Greek Experts Help Preserve Dinosaur Footprints in Beijing

Wednesday, October 17, 2018

Chinese and Greek staff working on scaffold to preserve dinosaur footprints at a geological park in Yanqing district of Beijing, Oct. 15, 2018. [Photo by Guo Xiaohong /]

"This is our second phase of work here," said Dr. Ilias Valiakos, UNESCO global geopark evaluator and vice director for Natural History Museum of the Lesvos Petrified Forest of Greece. He and his colleagues previously worked in Yanqing in May.

On that occasion, his team from the Natural History Museum of the Lesvos Petrified Forest of Greece started to clean the surface of the fossils on the slope and apply a special reagent to prevent weather damage, especially brought about by the rainy summer, and make them more visible to visitors.

"As we can see now, the methodology stood the rain test and proves effective," said Valiakos happily. This time, his team are completing the preservation work, during which they spotted several new dinosaur footprints on the 35-meter-high slope.

The footprints, first detected in Yanqing in 2011, are believed to have been left by dinosaurs living some 140 to 150 million years ago in the late Jurassic Period.
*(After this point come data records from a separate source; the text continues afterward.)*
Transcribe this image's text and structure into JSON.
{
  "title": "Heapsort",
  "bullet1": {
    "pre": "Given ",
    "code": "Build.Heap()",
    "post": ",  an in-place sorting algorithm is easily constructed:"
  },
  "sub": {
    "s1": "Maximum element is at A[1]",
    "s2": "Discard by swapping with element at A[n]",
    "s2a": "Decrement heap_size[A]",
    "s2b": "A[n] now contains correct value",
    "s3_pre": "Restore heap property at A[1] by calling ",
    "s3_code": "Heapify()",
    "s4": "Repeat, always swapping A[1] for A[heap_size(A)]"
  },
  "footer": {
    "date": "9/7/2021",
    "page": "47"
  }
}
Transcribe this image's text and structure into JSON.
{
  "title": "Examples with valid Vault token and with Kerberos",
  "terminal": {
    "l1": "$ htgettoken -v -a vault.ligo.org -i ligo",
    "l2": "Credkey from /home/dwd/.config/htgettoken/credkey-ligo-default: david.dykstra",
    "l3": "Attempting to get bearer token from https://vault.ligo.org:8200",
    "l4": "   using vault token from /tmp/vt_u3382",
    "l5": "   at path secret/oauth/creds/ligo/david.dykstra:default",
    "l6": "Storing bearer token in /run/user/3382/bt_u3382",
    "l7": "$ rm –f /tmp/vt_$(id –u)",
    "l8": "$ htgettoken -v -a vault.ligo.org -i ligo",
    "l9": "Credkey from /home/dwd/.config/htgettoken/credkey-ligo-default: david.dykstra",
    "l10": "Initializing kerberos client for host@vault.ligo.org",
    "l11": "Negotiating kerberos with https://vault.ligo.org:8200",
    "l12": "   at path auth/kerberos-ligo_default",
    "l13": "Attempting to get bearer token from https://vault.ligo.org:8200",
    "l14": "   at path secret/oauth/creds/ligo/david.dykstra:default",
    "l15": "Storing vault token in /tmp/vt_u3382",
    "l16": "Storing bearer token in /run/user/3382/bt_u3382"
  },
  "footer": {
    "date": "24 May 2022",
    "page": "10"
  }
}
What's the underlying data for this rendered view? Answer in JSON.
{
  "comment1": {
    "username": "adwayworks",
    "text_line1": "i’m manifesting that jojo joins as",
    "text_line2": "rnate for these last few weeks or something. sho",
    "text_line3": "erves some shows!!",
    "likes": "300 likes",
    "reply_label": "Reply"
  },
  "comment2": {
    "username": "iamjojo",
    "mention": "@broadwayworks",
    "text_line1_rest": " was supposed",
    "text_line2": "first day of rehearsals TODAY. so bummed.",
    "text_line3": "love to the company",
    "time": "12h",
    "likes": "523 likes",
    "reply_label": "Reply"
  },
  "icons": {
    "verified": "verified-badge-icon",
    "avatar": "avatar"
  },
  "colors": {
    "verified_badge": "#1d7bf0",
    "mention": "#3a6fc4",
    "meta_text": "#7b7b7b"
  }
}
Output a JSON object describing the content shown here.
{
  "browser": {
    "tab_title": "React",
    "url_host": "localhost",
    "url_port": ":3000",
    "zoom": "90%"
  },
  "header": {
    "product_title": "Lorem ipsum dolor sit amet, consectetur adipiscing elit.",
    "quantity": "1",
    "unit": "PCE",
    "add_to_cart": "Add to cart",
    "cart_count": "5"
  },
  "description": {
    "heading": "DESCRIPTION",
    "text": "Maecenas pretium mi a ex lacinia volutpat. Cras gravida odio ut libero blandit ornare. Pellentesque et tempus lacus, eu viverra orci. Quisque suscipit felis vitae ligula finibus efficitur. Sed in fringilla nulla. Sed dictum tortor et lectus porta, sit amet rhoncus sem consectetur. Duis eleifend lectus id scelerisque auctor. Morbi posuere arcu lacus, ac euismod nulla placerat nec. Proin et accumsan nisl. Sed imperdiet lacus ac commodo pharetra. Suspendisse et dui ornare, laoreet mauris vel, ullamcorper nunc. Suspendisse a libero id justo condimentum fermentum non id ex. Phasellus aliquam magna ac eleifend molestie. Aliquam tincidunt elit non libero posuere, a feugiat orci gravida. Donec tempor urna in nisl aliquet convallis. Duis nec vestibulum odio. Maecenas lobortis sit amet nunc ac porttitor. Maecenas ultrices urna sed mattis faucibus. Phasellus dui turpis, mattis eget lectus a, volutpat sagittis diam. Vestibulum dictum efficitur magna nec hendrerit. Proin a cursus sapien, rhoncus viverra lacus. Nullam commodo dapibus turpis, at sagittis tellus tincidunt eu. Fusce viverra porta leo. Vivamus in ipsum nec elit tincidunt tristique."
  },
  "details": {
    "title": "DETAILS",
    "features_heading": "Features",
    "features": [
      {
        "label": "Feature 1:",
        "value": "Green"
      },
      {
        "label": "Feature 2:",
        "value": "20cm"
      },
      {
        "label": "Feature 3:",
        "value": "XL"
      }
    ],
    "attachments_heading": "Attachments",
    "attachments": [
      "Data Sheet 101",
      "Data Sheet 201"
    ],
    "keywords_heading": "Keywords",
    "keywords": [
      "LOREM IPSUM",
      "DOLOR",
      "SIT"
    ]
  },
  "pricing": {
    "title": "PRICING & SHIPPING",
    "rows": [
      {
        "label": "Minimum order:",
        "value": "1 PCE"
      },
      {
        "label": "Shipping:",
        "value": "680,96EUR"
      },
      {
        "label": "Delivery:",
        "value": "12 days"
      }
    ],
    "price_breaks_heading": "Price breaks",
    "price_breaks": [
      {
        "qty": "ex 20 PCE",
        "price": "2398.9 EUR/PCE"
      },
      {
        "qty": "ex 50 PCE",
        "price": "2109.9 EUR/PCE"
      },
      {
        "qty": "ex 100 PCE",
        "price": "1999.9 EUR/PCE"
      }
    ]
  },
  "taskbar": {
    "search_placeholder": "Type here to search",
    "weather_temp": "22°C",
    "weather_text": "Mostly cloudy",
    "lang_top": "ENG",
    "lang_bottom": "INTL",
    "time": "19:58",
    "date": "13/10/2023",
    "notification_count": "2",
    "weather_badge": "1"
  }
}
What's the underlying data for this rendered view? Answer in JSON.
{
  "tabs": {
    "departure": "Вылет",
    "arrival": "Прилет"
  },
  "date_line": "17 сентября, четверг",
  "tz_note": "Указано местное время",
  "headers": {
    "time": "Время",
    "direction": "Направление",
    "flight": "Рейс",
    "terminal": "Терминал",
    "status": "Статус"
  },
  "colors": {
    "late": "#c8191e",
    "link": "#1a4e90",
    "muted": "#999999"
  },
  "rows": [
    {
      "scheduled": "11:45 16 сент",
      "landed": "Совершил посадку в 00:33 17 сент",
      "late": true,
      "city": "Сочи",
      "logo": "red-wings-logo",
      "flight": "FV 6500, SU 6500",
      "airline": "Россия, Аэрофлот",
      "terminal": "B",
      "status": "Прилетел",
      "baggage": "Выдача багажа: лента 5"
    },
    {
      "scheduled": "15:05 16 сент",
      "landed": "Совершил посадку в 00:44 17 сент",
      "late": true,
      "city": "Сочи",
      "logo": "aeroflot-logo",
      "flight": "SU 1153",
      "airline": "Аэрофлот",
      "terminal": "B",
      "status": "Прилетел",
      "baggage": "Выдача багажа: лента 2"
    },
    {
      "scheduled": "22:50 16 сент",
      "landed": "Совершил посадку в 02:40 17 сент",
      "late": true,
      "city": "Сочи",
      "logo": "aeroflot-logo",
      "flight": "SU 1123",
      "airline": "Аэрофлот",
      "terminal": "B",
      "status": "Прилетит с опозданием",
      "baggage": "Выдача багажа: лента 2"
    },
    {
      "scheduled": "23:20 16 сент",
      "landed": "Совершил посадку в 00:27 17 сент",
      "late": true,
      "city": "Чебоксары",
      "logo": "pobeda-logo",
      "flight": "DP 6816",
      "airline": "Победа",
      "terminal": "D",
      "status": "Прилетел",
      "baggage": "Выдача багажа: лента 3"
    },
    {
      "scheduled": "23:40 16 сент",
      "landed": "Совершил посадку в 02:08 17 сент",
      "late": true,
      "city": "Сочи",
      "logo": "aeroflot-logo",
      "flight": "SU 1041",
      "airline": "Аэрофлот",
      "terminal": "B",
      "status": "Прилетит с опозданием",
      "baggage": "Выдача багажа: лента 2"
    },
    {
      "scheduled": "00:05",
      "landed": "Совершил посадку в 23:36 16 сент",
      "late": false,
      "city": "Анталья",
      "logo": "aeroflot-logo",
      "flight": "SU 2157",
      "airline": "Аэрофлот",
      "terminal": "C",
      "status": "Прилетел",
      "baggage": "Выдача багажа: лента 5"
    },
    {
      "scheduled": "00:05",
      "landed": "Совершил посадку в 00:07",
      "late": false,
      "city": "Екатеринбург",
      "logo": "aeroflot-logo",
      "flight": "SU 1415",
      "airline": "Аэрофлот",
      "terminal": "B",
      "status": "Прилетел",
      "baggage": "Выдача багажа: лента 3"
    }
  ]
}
"Greece leads the world in fossil preservation and the exchange of knowhow and learning from their expertise help us improve our endeavor," said Zeng Guangge, a technical staff member in charge of preservation with the Yanqing geopark. "More importantly, we get to know and master the technology by working with these Greek experts, which is good for our future work as the preservation is an arduous, regular project."

Zeng said close cooperation and communication between the Yanqing and Lesvos UNESCO global geoparks had been enhanced since they signed an agreement in 2015 to include personnel training, people-to-people exchange and joint operation.

Besides guiding the field preservation, Valiakos had another job this time, of giving a lesson to local pupils in Yanqing on Oct. 15, to popularize geo-knowledge and explain the importance of protecting and conserving the dinosaur footprints and petrified plant fossils in their hometown.

"Only in this way can the geo-heritage be passed on from generation to generation," he said.

Valiakos and his team will visit Yanqing again next April to further promote the preservation project. "We will see what the treated-footprints will be like after the dry winter," he told